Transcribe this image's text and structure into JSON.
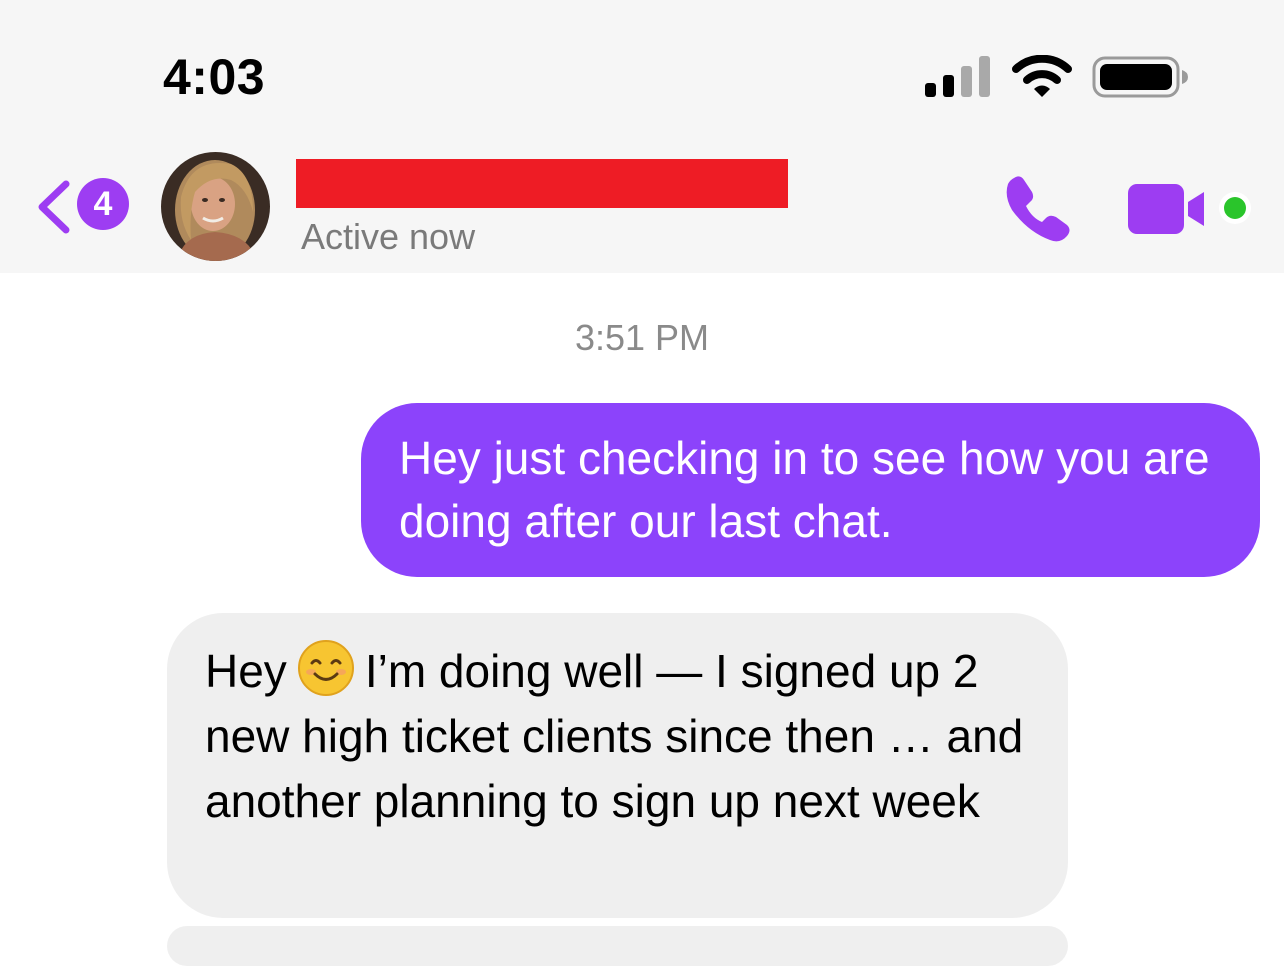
{
  "status_bar": {
    "time": "4:03",
    "signal_icon": "cellular-signal-icon",
    "wifi_icon": "wifi-icon",
    "battery_icon": "battery-icon"
  },
  "header": {
    "back_icon": "chevron-left-icon",
    "unread_count": "4",
    "contact_name_redacted": true,
    "active_status": "Active now",
    "call_icon": "phone-icon",
    "video_icon": "video-camera-icon"
  },
  "conversation": {
    "timestamp": "3:51 PM",
    "messages": [
      {
        "direction": "sent",
        "text": "Hey just checking in to see how you are doing after our last chat."
      },
      {
        "direction": "received",
        "text_before_emoji": "Hey",
        "emoji": "smiling-face-icon",
        "text_after_emoji": "I’m doing well — I signed up 2 new high ticket clients since then … and another planning to sign up next week"
      }
    ]
  },
  "colors": {
    "accent": "#9d3df2",
    "sent_bubble": "#8c43fb",
    "received_bubble": "#efefef",
    "redaction": "#ee1c25",
    "online_dot": "#2ac52b"
  }
}
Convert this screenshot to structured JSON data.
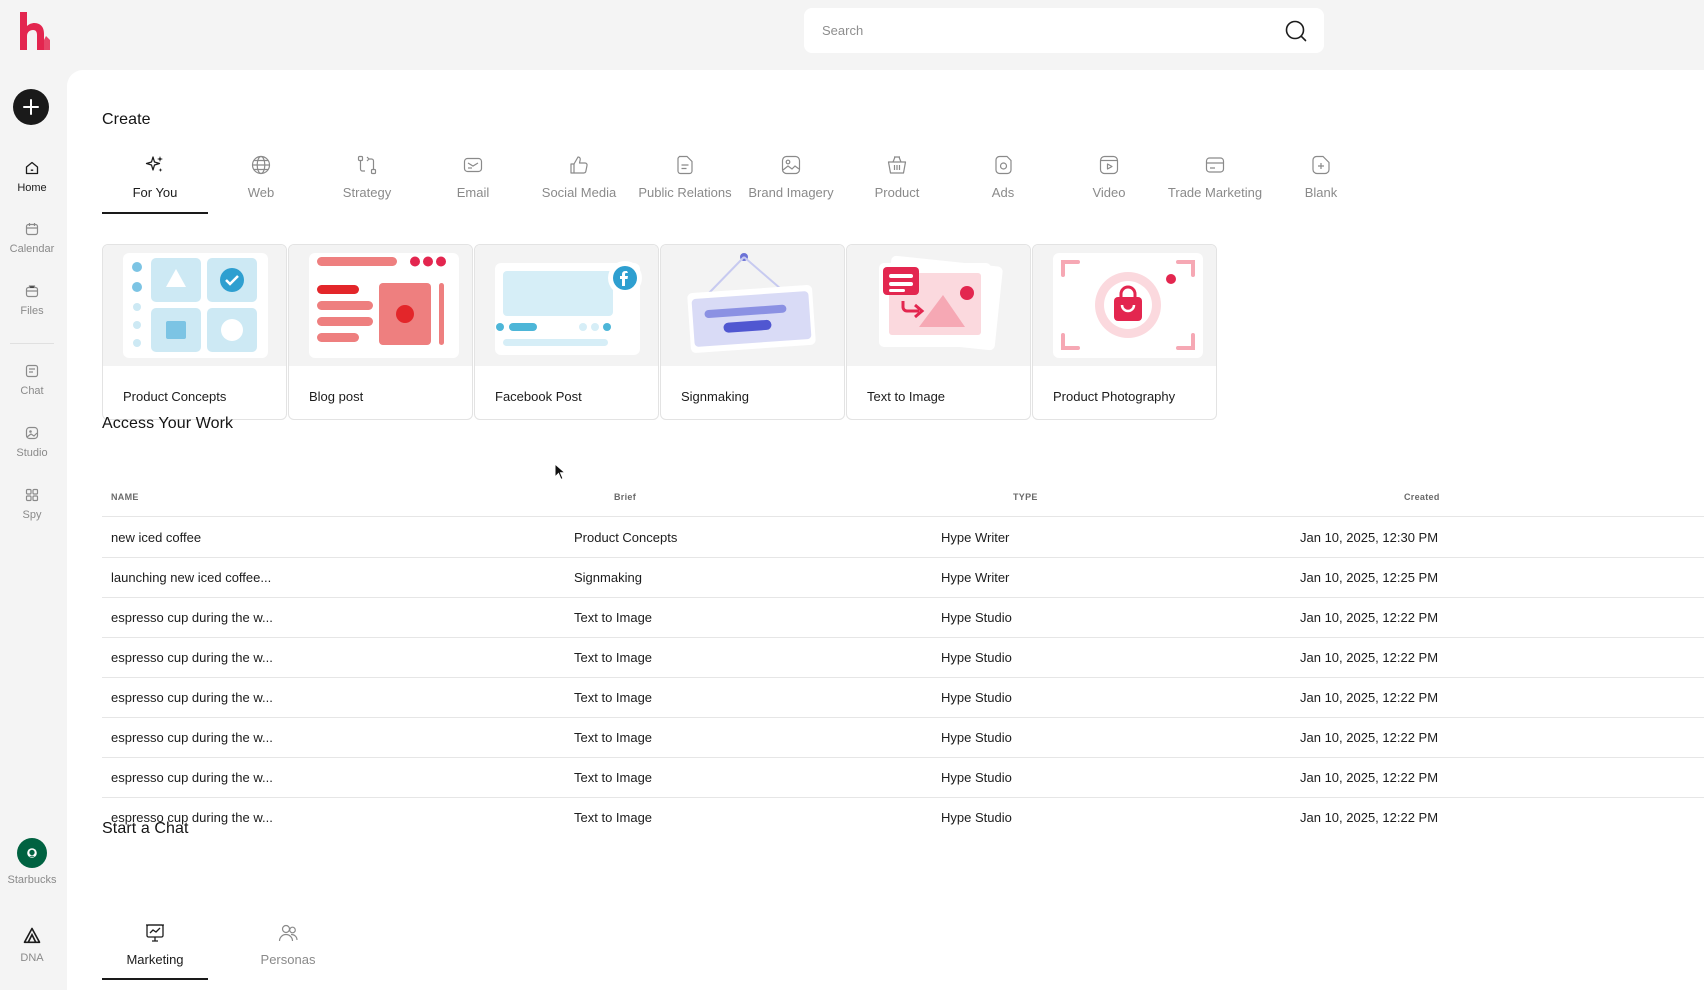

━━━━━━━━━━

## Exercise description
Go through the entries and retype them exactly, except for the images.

## Exercise answer
Transcribe this image's text and structure into JSON.
{
  "status_bar": {
    "time": "4:03",
    "signal_icon": "cellular-signal-icon",
    "wifi_icon": "wifi-icon",
    "battery_icon": "battery-icon"
  },
  "header": {
    "back_icon": "chevron-left-icon",
    "unread_count": "4",
    "contact_name_redacted": true,
    "active_status": "Active now",
    "call_icon": "phone-icon",
    "video_icon": "video-camera-icon"
  },
  "conversation": {
    "timestamp": "3:51 PM",
    "messages": [
      {
        "direction": "sent",
        "text": "Hey just checking in to see how you are doing after our last chat."
      },
      {
        "direction": "received",
        "text_before_emoji": "Hey",
        "emoji": "smiling-face-icon",
        "text_after_emoji": "I’m doing well — I signed up 2 new high ticket clients since then … and another planning to sign up next week"
      }
    ]
  },
  "colors": {
    "accent": "#9d3df2",
    "sent_bubble": "#8c43fb",
    "received_bubble": "#efefef",
    "redaction": "#ee1c25",
    "online_dot": "#2ac52b"
  }
}
Convert this screenshot to structured JSON data.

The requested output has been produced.